WHAT YOU SHOULD DO » With nothing added or left out, output the listing that follows.
====== DATA EXTRACTS ======
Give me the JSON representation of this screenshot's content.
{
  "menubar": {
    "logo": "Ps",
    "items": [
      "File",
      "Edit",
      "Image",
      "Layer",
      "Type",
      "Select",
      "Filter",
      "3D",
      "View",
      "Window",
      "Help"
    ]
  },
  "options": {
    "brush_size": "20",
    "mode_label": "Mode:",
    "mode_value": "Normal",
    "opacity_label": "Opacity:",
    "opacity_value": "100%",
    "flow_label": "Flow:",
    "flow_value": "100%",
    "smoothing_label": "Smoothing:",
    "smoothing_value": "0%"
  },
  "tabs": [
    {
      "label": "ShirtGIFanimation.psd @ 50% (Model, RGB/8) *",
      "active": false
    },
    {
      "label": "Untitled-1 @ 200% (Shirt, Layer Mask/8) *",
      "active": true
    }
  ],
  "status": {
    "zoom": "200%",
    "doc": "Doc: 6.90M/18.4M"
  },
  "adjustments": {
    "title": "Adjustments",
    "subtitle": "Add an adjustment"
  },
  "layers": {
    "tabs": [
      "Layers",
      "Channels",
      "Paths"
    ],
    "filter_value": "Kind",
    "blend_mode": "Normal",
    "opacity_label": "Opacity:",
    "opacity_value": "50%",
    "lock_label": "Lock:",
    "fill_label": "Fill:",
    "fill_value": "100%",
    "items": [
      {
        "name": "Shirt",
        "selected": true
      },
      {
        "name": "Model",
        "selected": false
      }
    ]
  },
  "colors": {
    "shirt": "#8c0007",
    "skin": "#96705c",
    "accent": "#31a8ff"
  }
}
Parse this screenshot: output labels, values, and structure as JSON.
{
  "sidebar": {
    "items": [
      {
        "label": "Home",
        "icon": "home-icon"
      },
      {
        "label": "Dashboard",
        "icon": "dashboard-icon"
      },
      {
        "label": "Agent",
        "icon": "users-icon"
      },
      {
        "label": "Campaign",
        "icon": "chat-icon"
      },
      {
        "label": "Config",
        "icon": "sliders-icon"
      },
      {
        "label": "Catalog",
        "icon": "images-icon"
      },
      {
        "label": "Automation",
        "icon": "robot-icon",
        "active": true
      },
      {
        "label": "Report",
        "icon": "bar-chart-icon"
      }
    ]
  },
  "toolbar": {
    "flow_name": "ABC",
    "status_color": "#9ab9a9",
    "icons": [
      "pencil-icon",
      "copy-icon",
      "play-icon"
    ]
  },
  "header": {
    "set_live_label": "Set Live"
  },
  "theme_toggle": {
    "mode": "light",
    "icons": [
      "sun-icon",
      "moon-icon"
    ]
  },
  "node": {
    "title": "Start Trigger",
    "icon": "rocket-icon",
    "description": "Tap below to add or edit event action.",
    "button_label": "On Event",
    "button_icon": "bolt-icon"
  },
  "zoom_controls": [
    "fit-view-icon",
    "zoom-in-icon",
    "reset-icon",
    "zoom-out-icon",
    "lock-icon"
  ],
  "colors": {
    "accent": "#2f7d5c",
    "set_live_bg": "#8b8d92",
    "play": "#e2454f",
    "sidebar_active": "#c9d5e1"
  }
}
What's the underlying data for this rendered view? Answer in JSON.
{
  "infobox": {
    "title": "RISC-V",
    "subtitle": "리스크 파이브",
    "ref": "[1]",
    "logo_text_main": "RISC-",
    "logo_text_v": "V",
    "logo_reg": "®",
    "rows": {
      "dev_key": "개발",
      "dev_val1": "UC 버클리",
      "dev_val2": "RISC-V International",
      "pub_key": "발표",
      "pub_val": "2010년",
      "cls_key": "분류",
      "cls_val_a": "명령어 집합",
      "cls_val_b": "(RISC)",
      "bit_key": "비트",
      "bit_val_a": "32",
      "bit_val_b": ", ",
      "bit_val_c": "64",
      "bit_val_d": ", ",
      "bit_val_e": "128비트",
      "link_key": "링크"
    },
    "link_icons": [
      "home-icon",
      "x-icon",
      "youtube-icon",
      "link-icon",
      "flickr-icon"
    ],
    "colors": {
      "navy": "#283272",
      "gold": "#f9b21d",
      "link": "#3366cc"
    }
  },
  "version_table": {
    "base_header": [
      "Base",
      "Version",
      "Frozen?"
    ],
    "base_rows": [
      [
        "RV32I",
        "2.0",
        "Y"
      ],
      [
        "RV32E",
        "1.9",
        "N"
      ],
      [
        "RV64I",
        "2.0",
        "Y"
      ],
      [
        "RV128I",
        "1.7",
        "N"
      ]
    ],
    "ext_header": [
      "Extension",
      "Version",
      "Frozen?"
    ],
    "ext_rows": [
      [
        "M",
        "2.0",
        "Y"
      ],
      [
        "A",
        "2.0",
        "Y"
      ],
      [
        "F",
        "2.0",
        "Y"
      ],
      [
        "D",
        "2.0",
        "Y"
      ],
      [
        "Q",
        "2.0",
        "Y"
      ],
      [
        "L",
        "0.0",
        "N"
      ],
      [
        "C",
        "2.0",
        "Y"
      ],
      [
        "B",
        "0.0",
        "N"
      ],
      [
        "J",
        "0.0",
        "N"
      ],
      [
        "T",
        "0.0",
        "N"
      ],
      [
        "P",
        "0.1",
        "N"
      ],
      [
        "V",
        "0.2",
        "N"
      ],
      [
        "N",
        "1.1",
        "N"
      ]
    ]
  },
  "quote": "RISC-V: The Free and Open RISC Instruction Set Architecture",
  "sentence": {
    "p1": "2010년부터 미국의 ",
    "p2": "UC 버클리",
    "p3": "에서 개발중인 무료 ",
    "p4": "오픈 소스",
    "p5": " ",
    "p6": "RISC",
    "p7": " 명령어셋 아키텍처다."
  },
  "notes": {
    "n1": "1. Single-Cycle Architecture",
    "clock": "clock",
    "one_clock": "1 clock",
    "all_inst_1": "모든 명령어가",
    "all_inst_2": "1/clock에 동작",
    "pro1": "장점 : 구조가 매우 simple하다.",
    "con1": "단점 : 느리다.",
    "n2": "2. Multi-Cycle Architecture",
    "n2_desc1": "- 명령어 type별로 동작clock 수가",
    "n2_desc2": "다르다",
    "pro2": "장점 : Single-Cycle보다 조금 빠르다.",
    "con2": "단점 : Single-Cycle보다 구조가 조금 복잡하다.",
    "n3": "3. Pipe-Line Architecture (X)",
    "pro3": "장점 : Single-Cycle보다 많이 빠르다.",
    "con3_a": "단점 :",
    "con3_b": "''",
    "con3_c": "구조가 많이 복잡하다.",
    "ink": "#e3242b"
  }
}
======
RESPONSE »
Give me the JSON representation of this screenshot's content.
{
  "menubar": {
    "logo": "Ps",
    "items": [
      "File",
      "Edit",
      "Image",
      "Layer",
      "Type",
      "Select",
      "Filter",
      "3D",
      "View",
      "Window",
      "Help"
    ]
  },
  "options": {
    "brush_size": "20",
    "mode_label": "Mode:",
    "mode_value": "Normal",
    "opacity_label": "Opacity:",
    "opacity_value": "100%",
    "flow_label": "Flow:",
    "flow_value": "100%",
    "smoothing_label": "Smoothing:",
    "smoothing_value": "0%"
  },
  "tabs": [
    {
      "label": "ShirtGIFanimation.psd @ 50% (Model, RGB/8) *",
      "active": false
    },
    {
      "label": "Untitled-1 @ 200% (Shirt, Layer Mask/8) *",
      "active": true
    }
  ],
  "status": {
    "zoom": "200%",
    "doc": "Doc: 6.90M/18.4M"
  },
  "adjustments": {
    "title": "Adjustments",
    "subtitle": "Add an adjustment"
  },
  "layers": {
    "tabs": [
      "Layers",
      "Channels",
      "Paths"
    ],
    "filter_value": "Kind",
    "blend_mode": "Normal",
    "opacity_label": "Opacity:",
    "opacity_value": "50%",
    "lock_label": "Lock:",
    "fill_label": "Fill:",
    "fill_value": "100%",
    "items": [
      {
        "name": "Shirt",
        "selected": true
      },
      {
        "name": "Model",
        "selected": false
      }
    ]
  },
  "colors": {
    "shirt": "#8c0007",
    "skin": "#96705c",
    "accent": "#31a8ff"
  }
}
Parse this screenshot: output labels, values, and structure as JSON.
{
  "sidebar": {
    "items": [
      {
        "label": "Home",
        "icon": "home-icon"
      },
      {
        "label": "Dashboard",
        "icon": "dashboard-icon"
      },
      {
        "label": "Agent",
        "icon": "users-icon"
      },
      {
        "label": "Campaign",
        "icon": "chat-icon"
      },
      {
        "label": "Config",
        "icon": "sliders-icon"
      },
      {
        "label": "Catalog",
        "icon": "images-icon"
      },
      {
        "label": "Automation",
        "icon": "robot-icon",
        "active": true
      },
      {
        "label": "Report",
        "icon": "bar-chart-icon"
      }
    ]
  },
  "toolbar": {
    "flow_name": "ABC",
    "status_color": "#9ab9a9",
    "icons": [
      "pencil-icon",
      "copy-icon",
      "play-icon"
    ]
  },
  "header": {
    "set_live_label": "Set Live"
  },
  "theme_toggle": {
    "mode": "light",
    "icons": [
      "sun-icon",
      "moon-icon"
    ]
  },
  "node": {
    "title": "Start Trigger",
    "icon": "rocket-icon",
    "description": "Tap below to add or edit event action.",
    "button_label": "On Event",
    "button_icon": "bolt-icon"
  },
  "zoom_controls": [
    "fit-view-icon",
    "zoom-in-icon",
    "reset-icon",
    "zoom-out-icon",
    "lock-icon"
  ],
  "colors": {
    "accent": "#2f7d5c",
    "set_live_bg": "#8b8d92",
    "play": "#e2454f",
    "sidebar_active": "#c9d5e1"
  }
}
What's the underlying data for this rendered view? Answer in JSON.
{
  "infobox": {
    "title": "RISC-V",
    "subtitle": "리스크 파이브",
    "ref": "[1]",
    "logo_text_main": "RISC-",
    "logo_text_v": "V",
    "logo_reg": "®",
    "rows": {
      "dev_key": "개발",
      "dev_val1": "UC 버클리",
      "dev_val2": "RISC-V International",
      "pub_key": "발표",
      "pub_val": "2010년",
      "cls_key": "분류",
      "cls_val_a": "명령어 집합",
      "cls_val_b": "(RISC)",
      "bit_key": "비트",
      "bit_val_a": "32",
      "bit_val_b": ", ",
      "bit_val_c": "64",
      "bit_val_d": ", ",
      "bit_val_e": "128비트",
      "link_key": "링크"
    },
    "link_icons": [
      "home-icon",
      "x-icon",
      "youtube-icon",
      "link-icon",
      "flickr-icon"
    ],
    "colors": {
      "navy": "#283272",
      "gold": "#f9b21d",
      "link": "#3366cc"
    }
  },
  "version_table": {
    "base_header": [
      "Base",
      "Version",
      "Frozen?"
    ],
    "base_rows": [
      [
        "RV32I",
        "2.0",
        "Y"
      ],
      [
        "RV32E",
        "1.9",
        "N"
      ],
      [
        "RV64I",
        "2.0",
        "Y"
      ],
      [
        "RV128I",
        "1.7",
        "N"
      ]
    ],
    "ext_header": [
      "Extension",
      "Version",
      "Frozen?"
    ],
    "ext_rows": [
      [
        "M",
        "2.0",
        "Y"
      ],
      [
        "A",
        "2.0",
        "Y"
      ],
      [
        "F",
        "2.0",
        "Y"
      ],
      [
        "D",
        "2.0",
        "Y"
      ],
      [
        "Q",
        "2.0",
        "Y"
      ],
      [
        "L",
        "0.0",
        "N"
      ],
      [
        "C",
        "2.0",
        "Y"
      ],
      [
        "B",
        "0.0",
        "N"
      ],
      [
        "J",
        "0.0",
        "N"
      ],
      [
        "T",
        "0.0",
        "N"
      ],
      [
        "P",
        "0.1",
        "N"
      ],
      [
        "V",
        "0.2",
        "N"
      ],
      [
        "N",
        "1.1",
        "N"
      ]
    ]
  },
  "quote": "RISC-V: The Free and Open RISC Instruction Set Architecture",
  "sentence": {
    "p1": "2010년부터 미국의 ",
    "p2": "UC 버클리",
    "p3": "에서 개발중인 무료 ",
    "p4": "오픈 소스",
    "p5": " ",
    "p6": "RISC",
    "p7": " 명령어셋 아키텍처다."
  },
  "notes": {
    "n1": "1. Single-Cycle Architecture",
    "clock": "clock",
    "one_clock": "1 clock",
    "all_inst_1": "모든 명령어가",
    "all_inst_2": "1/clock에 동작",
    "pro1": "장점 : 구조가 매우 simple하다.",
    "con1": "단점 : 느리다.",
    "n2": "2. Multi-Cycle Architecture",
    "n2_desc1": "- 명령어 type별로 동작clock 수가",
    "n2_desc2": "다르다",
    "pro2": "장점 : Single-Cycle보다 조금 빠르다.",
    "con2": "단점 : Single-Cycle보다 구조가 조금 복잡하다.",
    "n3": "3. Pipe-Line Architecture (X)",
    "pro3": "장점 : Single-Cycle보다 많이 빠르다.",
    "con3_a": "단점 :",
    "con3_b": "''",
    "con3_c": "구조가 많이 복잡하다.",
    "ink": "#e3242b"
  }
}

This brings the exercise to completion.